I decided to stay at the campground in the park. It's a lovely evening, and I cook myself a nice dinner. Just about four in the morning, I woke up from the sound of heavy raindrops on my car. Oh, no! I left my chair and stove outside! The little reception I had I lost very quickly, so I couldn't check the weather as I usually do. The last time I checked the weather, it called for beautiful sunny days ahead of me.
Looking outside my windows, the sky is solid gray. I enjoy laying in my comfortable cocoon for a bit longer, hoping the rain will taper off. If it doesn't, I will have to figure out my next steps.
By 8:30, I put on my rain gear (when I packed my car before leaving home, I made sure my rain gear was always within reach).
Funny that yesterday I wrote in my journal how the Organ Pipe looks like it's praying for rain. I am happy that their prayer has been answered. Who am I to complain about the gift of water?
I jumped out of my car, wearing my raingear and flip-flops, shoved my wet equipment in garbage bags, and drove off. Thirty minutes into my drive, I find a local restaurant where I can sit for breakfast, wash up myself and my muddy flip-flop. I made sure to leave a generous tip, and as always, leave the bathroom cleaner than when I arrived. I don't see the need to endure this weather, so I travel back to Fountain Hills to enjoy a few more days in the wonderful company of Gina and Bob. It's also time for my second oil change since now I travel just over 10,000 miles.
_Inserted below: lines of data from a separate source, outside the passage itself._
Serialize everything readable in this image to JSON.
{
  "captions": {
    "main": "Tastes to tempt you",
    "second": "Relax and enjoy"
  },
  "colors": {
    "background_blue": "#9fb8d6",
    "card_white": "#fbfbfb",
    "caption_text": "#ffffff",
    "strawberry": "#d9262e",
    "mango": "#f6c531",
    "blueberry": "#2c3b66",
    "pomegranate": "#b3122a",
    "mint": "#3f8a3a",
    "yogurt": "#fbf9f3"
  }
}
My next regrouping place will be in mid-April when I visit my friend Jennie in Palo Alto, CA. Until then, I will be camping through Sedona, Zion National Park, Joshua Tree National Park, San Diego, and up the coast.
The experience of traveling with the wind and not having reservations made ahead of time is appealing to me. The freedom to make choices and changes as I need is an extra blessing. So, I decided to make a significant change to my travels. I am letting go of traveling to Alaska to allow me the freedom and flexibility I would like to have when I travel through Canada. I realize I am trying to squeeze too much mileage in a short period of time. I am not on this journey to check out as many places on the map. One of the gifts I would like to receive from my journey is the appreciation of living in the moment, and enjoying what is in front of me without the pressure of time. Rushing through my travel is not allowing me room for mistakes, or as I prefer to see it, as an open opportunity for good lessons and self-growth.